While the United States’ role in Afghanistan since the invasion of 2001 has been turbulent, it’s fascinating to see it from the perspective of the Hazaras. To them, the United States was their benefactor, and was helping to greatly improve the opportunities available to them in Afghanistan. When the United States announced that they would pull most of their troops out of Afghanistan, this set off an alarm bell for Aziz Royesh. He knew that violence toward Hazaras could increase as soon as the United States left. This becomes the main source of tension in the book, as Royesh counts down the months until his American protectors leave. 

On a personal note, one of the students of Marefat profiled in The Last Thousand, Ta Manna, is currently in my World History class. (I teach at a private school in Minnesota.) Reading The Last Thousand helped me to understand more about her background, and the hardships she has suffered as she has tried to pursue an education. 

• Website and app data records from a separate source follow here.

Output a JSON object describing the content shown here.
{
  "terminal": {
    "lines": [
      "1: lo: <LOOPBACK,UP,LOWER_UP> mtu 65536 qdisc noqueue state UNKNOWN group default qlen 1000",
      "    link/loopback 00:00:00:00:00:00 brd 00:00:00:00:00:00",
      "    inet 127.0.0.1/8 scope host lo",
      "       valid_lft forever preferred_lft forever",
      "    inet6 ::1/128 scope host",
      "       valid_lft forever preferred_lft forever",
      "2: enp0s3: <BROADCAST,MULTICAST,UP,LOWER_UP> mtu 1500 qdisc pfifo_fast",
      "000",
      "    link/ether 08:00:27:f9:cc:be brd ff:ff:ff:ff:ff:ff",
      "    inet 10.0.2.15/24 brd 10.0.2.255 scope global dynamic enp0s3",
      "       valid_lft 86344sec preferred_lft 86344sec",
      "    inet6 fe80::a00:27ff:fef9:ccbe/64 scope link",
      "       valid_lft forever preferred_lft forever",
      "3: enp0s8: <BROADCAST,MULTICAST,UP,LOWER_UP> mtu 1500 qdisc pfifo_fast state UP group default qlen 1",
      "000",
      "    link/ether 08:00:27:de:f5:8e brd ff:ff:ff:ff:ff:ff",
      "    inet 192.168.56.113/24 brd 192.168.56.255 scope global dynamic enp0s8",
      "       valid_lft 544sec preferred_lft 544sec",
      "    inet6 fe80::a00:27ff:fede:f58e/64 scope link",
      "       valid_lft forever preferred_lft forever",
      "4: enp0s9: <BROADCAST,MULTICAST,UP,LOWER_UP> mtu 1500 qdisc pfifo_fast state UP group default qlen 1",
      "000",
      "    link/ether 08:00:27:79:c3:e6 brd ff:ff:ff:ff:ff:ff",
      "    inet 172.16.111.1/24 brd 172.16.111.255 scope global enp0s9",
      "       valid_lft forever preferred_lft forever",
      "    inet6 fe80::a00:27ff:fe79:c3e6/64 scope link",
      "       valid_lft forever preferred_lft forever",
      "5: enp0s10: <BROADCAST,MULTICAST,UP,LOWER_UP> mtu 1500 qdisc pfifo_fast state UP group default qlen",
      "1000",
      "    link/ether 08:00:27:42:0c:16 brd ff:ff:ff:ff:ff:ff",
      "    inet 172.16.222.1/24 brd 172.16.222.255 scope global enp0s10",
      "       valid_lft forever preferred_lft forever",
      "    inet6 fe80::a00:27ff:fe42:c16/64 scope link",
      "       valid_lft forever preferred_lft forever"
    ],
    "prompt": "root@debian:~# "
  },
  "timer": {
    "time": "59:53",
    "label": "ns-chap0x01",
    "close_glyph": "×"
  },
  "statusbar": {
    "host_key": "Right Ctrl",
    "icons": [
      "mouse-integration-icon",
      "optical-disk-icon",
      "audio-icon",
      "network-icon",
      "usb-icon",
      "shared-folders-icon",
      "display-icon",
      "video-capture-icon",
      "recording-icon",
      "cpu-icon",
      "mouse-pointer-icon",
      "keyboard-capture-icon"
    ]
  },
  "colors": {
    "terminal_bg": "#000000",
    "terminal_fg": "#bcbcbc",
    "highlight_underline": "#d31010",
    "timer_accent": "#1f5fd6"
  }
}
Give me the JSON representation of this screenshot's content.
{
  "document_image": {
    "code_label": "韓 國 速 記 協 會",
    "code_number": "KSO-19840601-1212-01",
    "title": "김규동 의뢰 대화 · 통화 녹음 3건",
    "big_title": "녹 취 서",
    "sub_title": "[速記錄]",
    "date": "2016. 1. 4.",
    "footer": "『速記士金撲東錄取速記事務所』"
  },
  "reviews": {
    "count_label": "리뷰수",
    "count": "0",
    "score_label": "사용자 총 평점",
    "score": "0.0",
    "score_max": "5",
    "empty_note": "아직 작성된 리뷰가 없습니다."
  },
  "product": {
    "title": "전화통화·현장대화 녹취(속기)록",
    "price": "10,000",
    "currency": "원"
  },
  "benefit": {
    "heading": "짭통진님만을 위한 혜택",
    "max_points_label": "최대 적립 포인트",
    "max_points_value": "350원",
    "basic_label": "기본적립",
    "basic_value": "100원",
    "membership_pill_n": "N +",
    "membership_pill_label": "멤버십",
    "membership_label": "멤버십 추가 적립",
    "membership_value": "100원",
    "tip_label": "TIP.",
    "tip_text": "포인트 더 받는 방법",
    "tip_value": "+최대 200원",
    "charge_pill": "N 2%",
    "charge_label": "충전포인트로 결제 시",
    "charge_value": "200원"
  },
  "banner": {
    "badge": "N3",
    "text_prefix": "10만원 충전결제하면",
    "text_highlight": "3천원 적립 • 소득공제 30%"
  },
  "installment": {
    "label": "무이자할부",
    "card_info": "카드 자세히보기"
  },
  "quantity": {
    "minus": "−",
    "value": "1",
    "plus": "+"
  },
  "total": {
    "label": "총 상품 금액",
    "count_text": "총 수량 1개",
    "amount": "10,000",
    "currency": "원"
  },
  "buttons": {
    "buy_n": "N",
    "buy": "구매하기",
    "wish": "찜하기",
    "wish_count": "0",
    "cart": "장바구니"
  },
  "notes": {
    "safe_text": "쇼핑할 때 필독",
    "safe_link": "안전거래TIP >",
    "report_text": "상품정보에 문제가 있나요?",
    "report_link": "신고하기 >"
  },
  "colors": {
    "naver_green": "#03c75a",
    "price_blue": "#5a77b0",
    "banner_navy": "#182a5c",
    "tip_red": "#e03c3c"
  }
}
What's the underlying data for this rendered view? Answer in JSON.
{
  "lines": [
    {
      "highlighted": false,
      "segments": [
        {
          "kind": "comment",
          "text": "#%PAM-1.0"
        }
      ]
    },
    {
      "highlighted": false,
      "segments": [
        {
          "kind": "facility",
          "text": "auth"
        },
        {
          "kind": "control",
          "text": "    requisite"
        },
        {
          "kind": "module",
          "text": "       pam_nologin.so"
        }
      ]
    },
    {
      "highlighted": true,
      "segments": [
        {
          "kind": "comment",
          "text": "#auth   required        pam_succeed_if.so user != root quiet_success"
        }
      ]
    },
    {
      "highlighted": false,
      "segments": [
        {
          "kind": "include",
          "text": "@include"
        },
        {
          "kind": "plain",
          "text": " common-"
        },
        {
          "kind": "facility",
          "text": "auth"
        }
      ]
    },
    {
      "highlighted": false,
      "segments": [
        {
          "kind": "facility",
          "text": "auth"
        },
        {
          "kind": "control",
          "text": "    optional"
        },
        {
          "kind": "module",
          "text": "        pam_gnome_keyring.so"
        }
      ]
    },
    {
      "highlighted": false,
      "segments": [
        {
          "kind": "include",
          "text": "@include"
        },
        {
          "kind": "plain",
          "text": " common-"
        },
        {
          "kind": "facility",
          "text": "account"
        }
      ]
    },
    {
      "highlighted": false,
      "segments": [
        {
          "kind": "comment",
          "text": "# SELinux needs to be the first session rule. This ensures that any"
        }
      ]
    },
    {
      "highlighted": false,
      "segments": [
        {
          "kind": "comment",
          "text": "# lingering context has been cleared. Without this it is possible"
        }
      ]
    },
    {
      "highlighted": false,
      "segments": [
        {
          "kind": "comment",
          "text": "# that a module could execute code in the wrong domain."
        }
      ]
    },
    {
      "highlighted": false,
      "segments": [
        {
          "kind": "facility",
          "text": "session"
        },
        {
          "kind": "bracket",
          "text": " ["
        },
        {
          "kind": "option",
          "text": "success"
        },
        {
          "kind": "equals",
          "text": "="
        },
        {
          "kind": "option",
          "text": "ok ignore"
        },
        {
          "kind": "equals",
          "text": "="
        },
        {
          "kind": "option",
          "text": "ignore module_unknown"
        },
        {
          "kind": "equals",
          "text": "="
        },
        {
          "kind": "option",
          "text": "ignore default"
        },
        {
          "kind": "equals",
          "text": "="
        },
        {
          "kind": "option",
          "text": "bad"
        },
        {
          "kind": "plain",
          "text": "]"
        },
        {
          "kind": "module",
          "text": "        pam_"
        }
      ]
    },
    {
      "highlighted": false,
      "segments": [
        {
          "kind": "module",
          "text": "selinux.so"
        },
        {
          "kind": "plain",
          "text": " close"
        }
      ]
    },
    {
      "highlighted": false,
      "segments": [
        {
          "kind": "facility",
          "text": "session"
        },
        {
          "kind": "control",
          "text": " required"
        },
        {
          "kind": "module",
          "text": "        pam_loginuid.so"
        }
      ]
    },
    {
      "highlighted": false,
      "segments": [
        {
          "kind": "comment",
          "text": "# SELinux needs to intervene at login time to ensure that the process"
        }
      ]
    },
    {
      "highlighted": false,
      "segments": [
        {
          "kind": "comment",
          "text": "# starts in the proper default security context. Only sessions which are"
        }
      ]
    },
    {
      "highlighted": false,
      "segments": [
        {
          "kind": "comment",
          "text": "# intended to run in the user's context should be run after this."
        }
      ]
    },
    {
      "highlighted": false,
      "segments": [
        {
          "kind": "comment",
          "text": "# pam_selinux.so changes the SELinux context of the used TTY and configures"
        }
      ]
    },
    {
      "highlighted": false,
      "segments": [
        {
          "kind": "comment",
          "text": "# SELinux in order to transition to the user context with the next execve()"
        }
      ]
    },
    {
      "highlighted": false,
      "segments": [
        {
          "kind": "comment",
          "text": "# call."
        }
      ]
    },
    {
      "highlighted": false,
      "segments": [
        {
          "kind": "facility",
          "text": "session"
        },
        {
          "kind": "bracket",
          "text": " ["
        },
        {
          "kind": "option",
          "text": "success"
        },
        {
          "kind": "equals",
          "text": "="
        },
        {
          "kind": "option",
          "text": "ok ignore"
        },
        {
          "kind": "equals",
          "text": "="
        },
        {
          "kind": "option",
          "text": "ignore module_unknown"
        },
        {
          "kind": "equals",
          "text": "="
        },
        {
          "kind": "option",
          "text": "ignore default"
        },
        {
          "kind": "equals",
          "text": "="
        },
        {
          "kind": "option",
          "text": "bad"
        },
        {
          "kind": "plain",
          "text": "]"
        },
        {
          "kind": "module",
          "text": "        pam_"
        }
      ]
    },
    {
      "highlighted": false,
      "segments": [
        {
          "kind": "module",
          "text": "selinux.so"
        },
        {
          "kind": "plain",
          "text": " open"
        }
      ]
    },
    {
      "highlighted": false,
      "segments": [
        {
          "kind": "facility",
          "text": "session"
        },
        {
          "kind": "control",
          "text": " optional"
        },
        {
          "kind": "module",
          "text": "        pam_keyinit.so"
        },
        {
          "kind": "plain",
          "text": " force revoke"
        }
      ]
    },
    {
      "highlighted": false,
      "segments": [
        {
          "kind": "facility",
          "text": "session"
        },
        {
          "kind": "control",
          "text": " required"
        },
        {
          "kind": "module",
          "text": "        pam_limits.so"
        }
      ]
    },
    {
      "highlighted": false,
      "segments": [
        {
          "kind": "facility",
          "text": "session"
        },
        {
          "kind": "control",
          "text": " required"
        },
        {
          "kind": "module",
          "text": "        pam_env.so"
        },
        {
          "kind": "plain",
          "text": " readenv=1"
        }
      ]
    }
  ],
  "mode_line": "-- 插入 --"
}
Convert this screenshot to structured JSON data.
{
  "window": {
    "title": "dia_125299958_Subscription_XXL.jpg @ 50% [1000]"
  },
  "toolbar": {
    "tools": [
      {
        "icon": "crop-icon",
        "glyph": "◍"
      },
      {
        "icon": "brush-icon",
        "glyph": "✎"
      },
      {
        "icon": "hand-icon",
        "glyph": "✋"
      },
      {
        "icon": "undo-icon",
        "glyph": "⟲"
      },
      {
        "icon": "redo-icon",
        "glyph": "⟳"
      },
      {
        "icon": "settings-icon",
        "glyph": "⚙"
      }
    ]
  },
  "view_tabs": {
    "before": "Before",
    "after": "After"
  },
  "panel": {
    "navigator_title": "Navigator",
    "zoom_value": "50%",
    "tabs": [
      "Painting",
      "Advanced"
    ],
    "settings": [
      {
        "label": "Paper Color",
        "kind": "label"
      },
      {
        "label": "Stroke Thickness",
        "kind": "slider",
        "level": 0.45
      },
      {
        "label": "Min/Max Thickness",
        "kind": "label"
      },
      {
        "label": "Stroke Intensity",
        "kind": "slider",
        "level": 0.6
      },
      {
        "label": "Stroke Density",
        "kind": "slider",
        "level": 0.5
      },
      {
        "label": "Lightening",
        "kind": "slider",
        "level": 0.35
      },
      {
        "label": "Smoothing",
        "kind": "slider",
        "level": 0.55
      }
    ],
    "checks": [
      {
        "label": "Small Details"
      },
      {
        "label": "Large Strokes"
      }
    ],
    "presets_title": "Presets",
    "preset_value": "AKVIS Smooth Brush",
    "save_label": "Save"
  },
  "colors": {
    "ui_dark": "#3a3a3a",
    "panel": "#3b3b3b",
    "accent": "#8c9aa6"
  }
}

The Last Thousand is a fascinating glimpse at the turbulent modern history of Afghanistan, and the staggering odds that Royesh faced to establish a thriving school in the face of much opposition. Stern has spent a lot of time with Royesh at Marefat, and this makes his book a valuable one. This is deep reporting at its finest.